After a time (usually one to three years), the aged lambic is blended with younger batches to taste; some brewers will also set aside a small amount of unblended lambic (which is uncarbonated) for limited release. Aside from fruit-infused varieties, lambics are also mixed and bottled by the brewer to form a fizzy, tart beverage known as gueuze (or geuze as it is known in Flemish).
Other popular Belgian sours, including Flemish red and brown ales, undergo a similar fermentation and aging process, but with distinct ingredients, appearances and flavor profiles.
Aside from their characteristic tartness, these beers can have an almost wine- or champagne-like quality from their barrel-aging and lack of hop bitterness and, depending on the style, ingredients and the fermenting microorganisms, have an aroma ranging from intensely fruity to something a bit more, well … barnyard. Perhaps because of these unique characteristics, sour ales have seen a surge in popularity among beer and food aficionados.
Despite their reputation as a sort of beer-geek catnip, sours are also very popular with wine fans or folks who don’t normally like beer, due to their distinct flavor. Altogether, these are funky, fun beers that are worth a taste.
Pair them with salty or tangy cheeses, mussels or cured pork, and beer/food heaven awaits. Below are four Belgian and American sours that are easy to come by and won’t break the pocketbook. Cheers!
Rodenbach Grand Cru (Brouwerij Rodenbach; 6% ABV): A very easy-to-find example of a Flanders red ale, this beer pours a rich reddish-brown color and has a complex aroma, with hints of plums or dark cherries alongside the typical sour barnyard note. Flavor-wise, this beer is a real treat. The sour character is not too intense and is nicely balanced with a sweet fruitiness and a dry oak accent from the barrel. This specimen (and the style at large) is very accessible and reminiscent of a jammy red wine.
Lindemans Gueuze Cuveé René (Brouwerij Lindemans; 5%): If Rodenbach Grand Cru is like red wine, this gueuze is the equivalent of champagne. Gueuzes are blends of young and old lambics that are allowed to undergo another fermentation in bottles, giving them a bubbly, highly carbonated character. Gueuze Cuveé René is a tart, assertive beer with a pale straw color and distinctly dry character that would be familiar to anyone who likes dry white wines. Its relatively low alcohol content also makes it a nice hot-day beer.
Consecration (Russian River Brewing Company; 10.0%): Consecration was originally produced as a one-off beer in honor of Toronado’s 20th anniversary by the Russian River Brewing Company, and its popularity has kept it on the roster since. Consecration is aged with currants in Cabernet barrels for four to eight months and subsequently blended. The result is a dark reddish-brown ale with significant tartness up front, balanced by a full body and a richly complex array of flavors. It’s a sipper at 10%, and (despite the Comic Sans-laden bottle), a technically perfect work of art.

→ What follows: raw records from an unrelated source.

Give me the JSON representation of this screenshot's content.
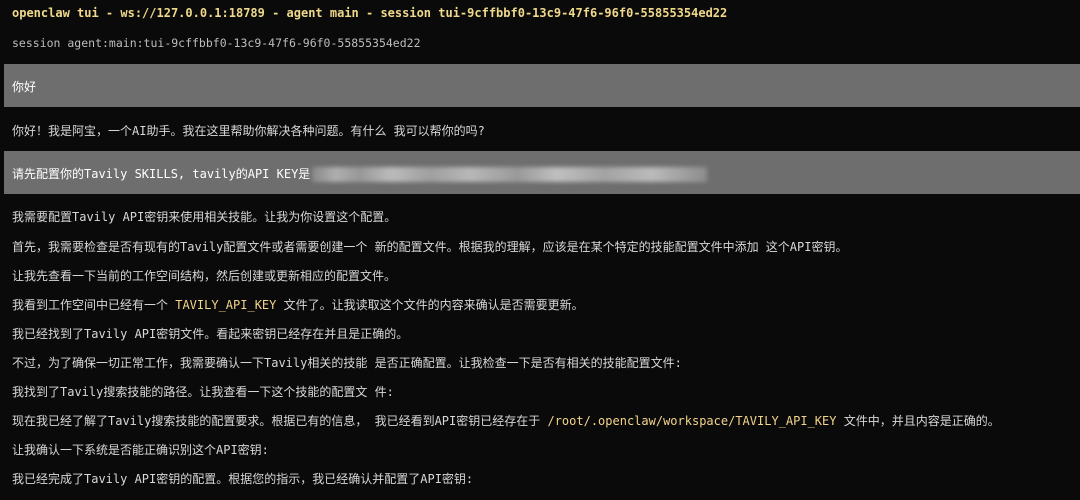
{
  "header": {
    "title": "openclaw tui - ws://127.0.0.1:18789 - agent main - session tui-9cffbbf0-13c9-47f6-96f0-55855354ed22",
    "session": "session agent:main:tui-9cffbbf0-13c9-47f6-96f0-55855354ed22"
  },
  "messages": {
    "user1": "你好",
    "assistant1": "你好！我是阿宝，一个AI助手。我在这里帮助你解决各种问题。有什么 我可以帮你的吗?",
    "user2": "请先配置你的Tavily SKILLS, tavily的API KEY是",
    "assistant_lines": {
      "l1": "我需要配置Tavily API密钥来使用相关技能。让我为你设置这个配置。",
      "l2": "首先，我需要检查是否有现有的Tavily配置文件或者需要创建一个 新的配置文件。根据我的理解，应该是在某个特定的技能配置文件中添加 这个API密钥。",
      "l3": "让我先查看一下当前的工作空间结构，然后创建或更新相应的配置文件。",
      "l4_pre": "我看到工作空间中已经有一个 ",
      "l4_code": "TAVILY_API_KEY",
      "l4_post": " 文件了。让我读取这个文件的内容来确认是否需要更新。",
      "l5": "我已经找到了Tavily API密钥文件。看起来密钥已经存在并且是正确的。",
      "l6": "不过，为了确保一切正常工作，我需要确认一下Tavily相关的技能 是否正确配置。让我检查一下是否有相关的技能配置文件:",
      "l7": "我找到了Tavily搜索技能的路径。让我查看一下这个技能的配置文 件:",
      "l8_pre": "现在我已经了解了Tavily搜索技能的配置要求。根据已有的信息， 我已经看到API密钥已经存在于 ",
      "l8_code": "/root/.openclaw/workspace/TAVILY_API_KEY",
      "l8_post": " 文件中，并且内容是正确的。",
      "l9": "让我确认一下系统是否能正确识别这个API密钥:",
      "l10": "我已经完成了Tavily API密钥的配置。根据您的指示，我已经确认并配置了API密钥:"
    }
  }
}
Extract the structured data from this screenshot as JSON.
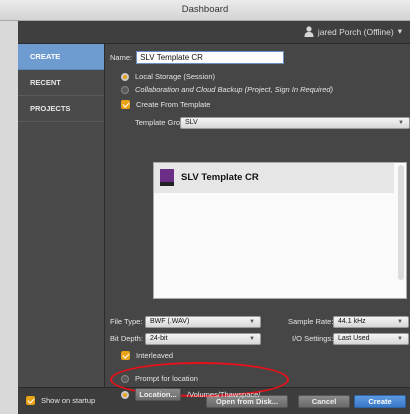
{
  "window": {
    "title": "Dashboard"
  },
  "userbar": {
    "user_label": "jared Porch (Offline)",
    "arrow": "▾"
  },
  "sidebar": {
    "items": [
      {
        "label": "CREATE"
      },
      {
        "label": "RECENT"
      },
      {
        "label": "PROJECTS"
      }
    ]
  },
  "form": {
    "name_label": "Name:",
    "name_value": "SLV Template CR",
    "storage_local": "Local Storage (Session)",
    "storage_cloud": "Collaboration and Cloud Backup (Project, Sign In Required)",
    "create_from_template": "Create From Template",
    "template_group_label": "Template Group:",
    "template_group_value": "SLV",
    "template_item": "SLV Template CR",
    "file_type_label": "File Type:",
    "file_type_value": "BWF (.WAV)",
    "sample_rate_label": "Sample Rate:",
    "sample_rate_value": "44.1 kHz",
    "bit_depth_label": "Bit Depth:",
    "bit_depth_value": "24-bit",
    "io_label": "I/O Settings:",
    "io_value": "Last Used",
    "interleaved": "Interleaved",
    "prompt_location": "Prompt for location",
    "location_button": "Location...",
    "location_path": "/Volumes/Thawspace/"
  },
  "footer": {
    "show_on_startup": "Show on startup",
    "open_from_disk": "Open from Disk...",
    "cancel": "Cancel",
    "create": "Create"
  },
  "colors": {
    "accent": "#6e9bd0",
    "checkbox": "#e8a317",
    "highlight": "#e8101a",
    "primary_button": "#3a78c8"
  }
}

Oud Kriek Vieille (Brouwerij Oud Beersel; 6.5%): It’s pretty easy to know what’s in this beer because it smells like cherries and sports a deep red color with a cheerful pink head. The flavor is pleasantly tart, with a sour cherry character balanced by barrel funkiness. Despite what the presence of cherries might imply, this is not a sweet beer. Some fruit lambics (Lindemans Framboise is a common example) have sugar added to them after fermentation for sweetness, making them akin to a tart (and alcoholic) fruit juice. I like to err on the side of drinking beer, in which case Oud Kriek Vieille is an excellent choice.
Eric M. Pietras is a postdoc who studies hematopoietic stem cell biology and beer, but not at the same time.